Last month I attended Anime Central (ACen), a large anime convention near Chicago. I didn’t have many shoots scheduled, so I spent most of the convention doing hallway cosplay shooting. Even though some cosplay photographers belittle hallway shooting as boring, I had a great time, and I got a lot of positive comments about my shots.
I don’t agree with the belief that hallway shooting is what novice photographers do before they graduate to “real” shoots. Certainly, hallway shooting does have a lot of disadvantages:
- You can rarely get a clean background, and you pretty much never get a pretty background
- Your lighting options are limited, usually to just an on-camera flash+diffuser.
- Because you have maybe 30 seconds (at most!) of the cosplayer’s time, there’s almost no time to pose the cosplayer or to think about the shot.
However, from those disadvantages come practice in several important techniques:
- Shooting quickly. Cosplay photographers can become a bit lazy in this area, since cosplayers are almost never paid to model by the hour, and are usually very patient. Learning to shoot quickly is important when shooting paid models. It’s also important when shooting children’s birthday parties, wedding receptions, and other events where you, the photographer, need to capture the action without getting in the way.
- Selecting and processing a large set of photos. Nothing like coming home with 1100 hallway shots to make you hone your photo selection skills, and nothing like having to process the 300 photos from that set to make you hone your speed-processing skills. Both skills are helpful for all photographers, but they become especially useful when you shoot other large events.
- Experience shooting a wide variety of costumes. Just at ACen, I shot more different cosplays than I did in all my private shoots in the past 3 years.
- Making new contacts. Shooting a lot of cosplayers helped me meet some new friends, and introduced a large number of people to my photography. Some of those people have already asked for private shoots. If you only shoot private shoots, you can end up in a bubble, isolated from the larger cosplay community.
Because of all the skills you hone when doing hallway shooting, I strongly encourage even experienced cosplay photographers to hallway shoot at least one convention a year.
Here are some tips when doing hallway shooting:
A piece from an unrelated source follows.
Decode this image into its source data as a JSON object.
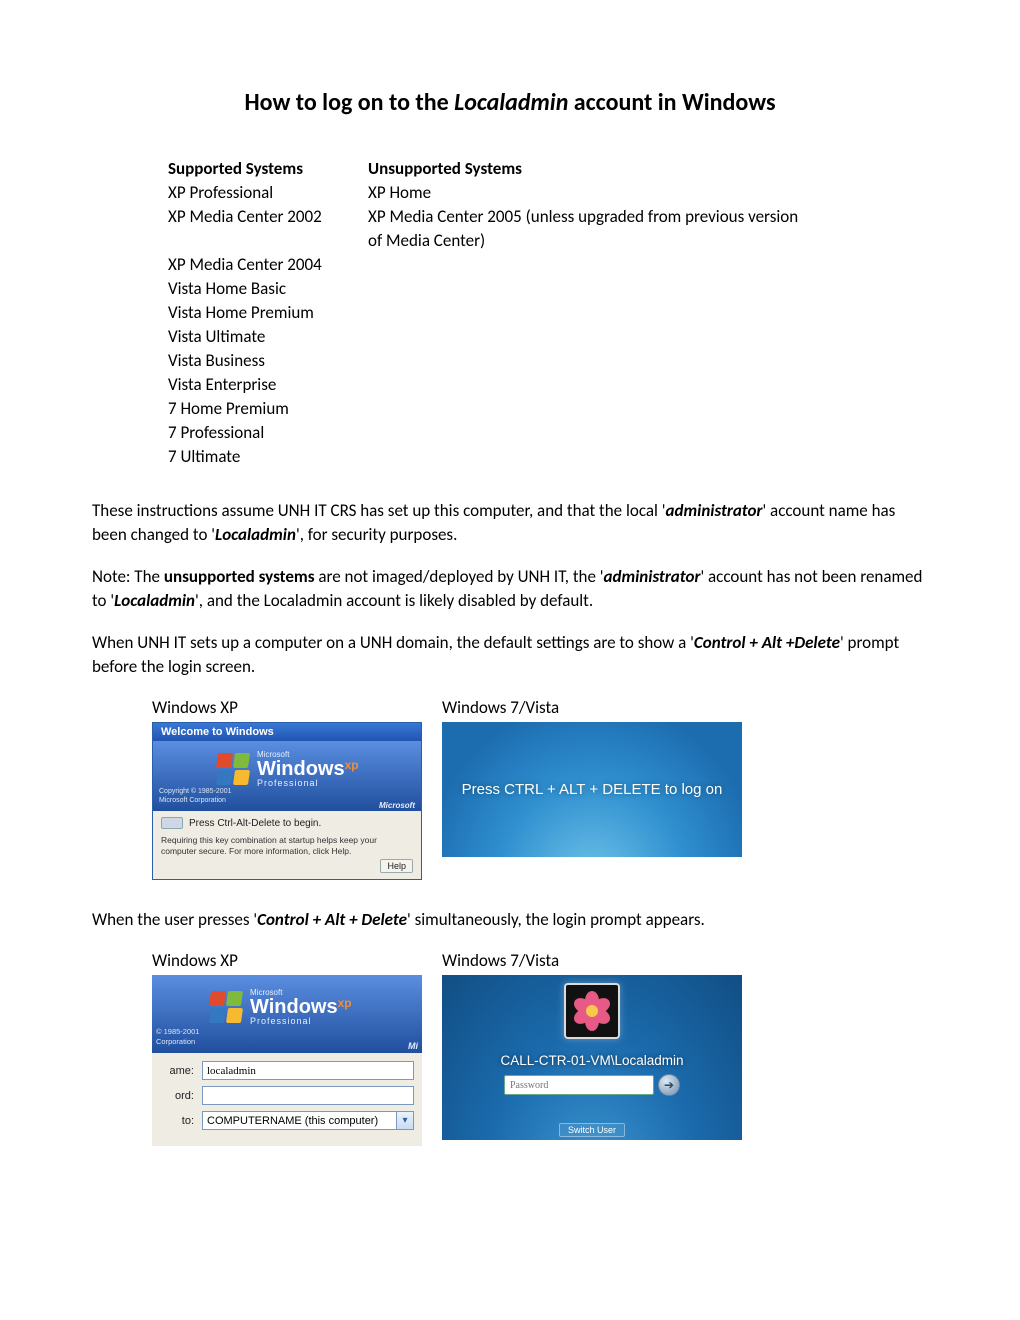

- Scope out the venue as early as you can, and be prepared. Some venues have low, white ceilings that are very conducive to bouncing a flash off, but most of the time you’re not so lucky. An on-camera flash with a diffuser or mini-softbox is usually required for decent-looking photos.
- If you’re indoors shooting with a flash, shoot in M (manual) mode, with a setting that picks up some ambient. To do this, figure out what the camera thinks are the “right” settings, and then set them about two stops lower. For example, if your camera is metering 1/200th of a sec @f/2.8 at ISO 1600, you could shoot with those settings at ISO 400, making the background darker but not completely black. If you don’t like that look, play around with the settings until you find a flash/ambient mix you like.
- Don’t shoot in one spot for a long time. Move around the convention to find a nice variety of cosplays. (Don’t forget to update your camera settings if you move to a location with different lighting!)
- Don’t carry around a lot of stuff. You will quickly get tired of carrying it, and it’s more things that could get misplaced or stolen while you’re shooting.
- Have business cards ready to hand out. A common cosplayer complaint is, “A hundred photographers shot my costume, but I can’t find any of the photos!” By making your photos easy to find, the cosplayer will remember you and your photography, so you will have made a contact. There are many sites where you can order good quality business cards at a very reasonable price.
- Post them as quickly as you can. Interest in hallway photos diminishes quickly after a convention.
- To post photos quickly, you will need to process them quickly. A quick photo selection pass followed by 30 seconds of Lightroom tweaking is usually plenty.
Finally, it’s important to keep in mind that hallway photos will not look as good as private shoot photos; that’s not the goal here. Instead of spending 60 minutes trying to get near-perfect photos of one cosplayer, you’re going to spend that time trying to get good photos of 30 cosplayers. If you do that well, they still may be some of the best photos those cosplayers will have of their cosplays.